The River Thames was already strewn with 'vast heaps of floating ice', which, on January 26th, filled the space between London Bridge and Blackfriars Bridge. By January 30th, the floes had become a solid sheet, and people began to venture onto it. On February 1st, thousands of Londoners were taking the opportunity to stroll on their river. One, a young plumber, fell between two ice masses and was never seen again. This was the day that the Thames watermen, now unemployed, imposed their 'ice-toll'. They charged each visitor to the river two or three pence, and some made six pounds a day, for on February 2nd the Frost Fair began. Next day it was visited by thousands of people.


A 'grand mall’, named the 'City road' was set up on the frozen river between Blackfriars and London Bridge, with sheds and booths erected. Visitors amused themselves on the 'High Flyer' swings and sampled a roasted sheep or hot mutton pies. They might visit a barber's shop, or drink freely at the 'Whiskey Shop', the 'Lord Wellington for ever', or another of the numerous bars.

The Fair was not fated to last long. On February 2nd, an elephant was brought onto the frozen river. It has been estimated that ice one and a half inches thick will support a man, four inches a horse and rider, and ten inches a crowd, and presumably an elephant. The appearance of the elephant was the last attraction of what was to be the last Frost Fair. On February 3rd, there were signs that the ice, heaved up into mountains, was beginning to break, although thousands of sightseers still roamed the river. In the afternoon, an ice floe carrying an old man and two boys broke loose above London Bridge and was swept through an arch. They were rescued by boatmen in an insensible state, and carried to a public house to recover.

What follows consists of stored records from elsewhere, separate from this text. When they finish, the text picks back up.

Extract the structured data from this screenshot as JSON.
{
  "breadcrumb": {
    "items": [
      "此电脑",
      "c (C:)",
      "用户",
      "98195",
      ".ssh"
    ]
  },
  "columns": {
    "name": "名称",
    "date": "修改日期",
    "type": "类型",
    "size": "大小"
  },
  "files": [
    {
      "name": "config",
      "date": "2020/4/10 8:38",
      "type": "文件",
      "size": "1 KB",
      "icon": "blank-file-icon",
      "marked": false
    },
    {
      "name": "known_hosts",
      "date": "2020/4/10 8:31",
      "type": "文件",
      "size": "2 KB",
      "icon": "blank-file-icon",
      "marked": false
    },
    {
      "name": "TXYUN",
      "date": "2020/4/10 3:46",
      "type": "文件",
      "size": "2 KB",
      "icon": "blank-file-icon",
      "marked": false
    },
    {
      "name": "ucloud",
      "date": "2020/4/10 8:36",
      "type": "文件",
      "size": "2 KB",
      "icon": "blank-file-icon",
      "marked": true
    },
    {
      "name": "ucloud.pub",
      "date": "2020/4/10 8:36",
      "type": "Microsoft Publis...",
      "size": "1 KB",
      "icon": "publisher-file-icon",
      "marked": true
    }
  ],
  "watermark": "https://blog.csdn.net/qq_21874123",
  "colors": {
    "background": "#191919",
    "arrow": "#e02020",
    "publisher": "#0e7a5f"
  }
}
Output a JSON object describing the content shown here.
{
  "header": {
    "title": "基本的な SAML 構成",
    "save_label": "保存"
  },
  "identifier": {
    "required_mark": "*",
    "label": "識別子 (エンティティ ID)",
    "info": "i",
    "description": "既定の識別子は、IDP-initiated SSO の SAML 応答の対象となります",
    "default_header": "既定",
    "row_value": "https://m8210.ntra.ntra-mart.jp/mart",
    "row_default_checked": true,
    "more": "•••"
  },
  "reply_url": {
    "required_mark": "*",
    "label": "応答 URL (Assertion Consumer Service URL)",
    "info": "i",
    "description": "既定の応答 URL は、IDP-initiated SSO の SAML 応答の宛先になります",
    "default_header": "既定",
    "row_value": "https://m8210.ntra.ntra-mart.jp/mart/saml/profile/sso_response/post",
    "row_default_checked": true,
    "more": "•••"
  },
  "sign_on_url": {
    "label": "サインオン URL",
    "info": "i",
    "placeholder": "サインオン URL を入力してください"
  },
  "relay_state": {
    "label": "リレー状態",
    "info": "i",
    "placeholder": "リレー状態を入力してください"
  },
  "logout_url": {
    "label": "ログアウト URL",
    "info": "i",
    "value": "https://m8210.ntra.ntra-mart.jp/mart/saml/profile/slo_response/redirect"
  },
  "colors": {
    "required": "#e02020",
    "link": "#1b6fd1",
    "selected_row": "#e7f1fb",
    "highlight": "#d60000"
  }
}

An ice-jam at London Bridge, February 5, 1814


On February 5th, the wind swung to the south. In the evening, rain fell. The ice began to crack. Two young men, marooned on a floating ice mass, called 'most piteously for help' as they were swept under Westminster Bridge, until their floe overturned and they were drowned.

On February 6th, a storm began to break up the ice on the River Clyde in Scotland, which had been a foot thick since January 3rd.

The thaw set in with a will on February 7th. The Thames was filled with 'grand masses' of floating ice, which did much damage to river craft as they drifted to the sea. Two men, left to guard a booth, spent the evening drinking gin, until, in the early hours, they discovered that their ice raft was being swept towards Blackfriars Bridge. Then their booth caught fire. The men leapt into a drifting lighter, but this also was driven against the bridge. The men threw themselves into the river, clung to a bridge pier and were saved.

With the thaw came the floods. Many were drowned in Lincolnshire, where the Isle of Ely was inundated until February 23rd. The Great Frost brought hardship as well as amusement. Many were unemployed, and the prices of coal and food had become 'extravagant'. By the end of January, 1,265 poor families were on relief in London. "While the Earl of Eglington was giving merry curling-matches near his castle, Yorkshire mail-coach guards were plunging into the snow...While London dandies were driving sledges, poor Scotch packmen and Highland shepherds were perishing".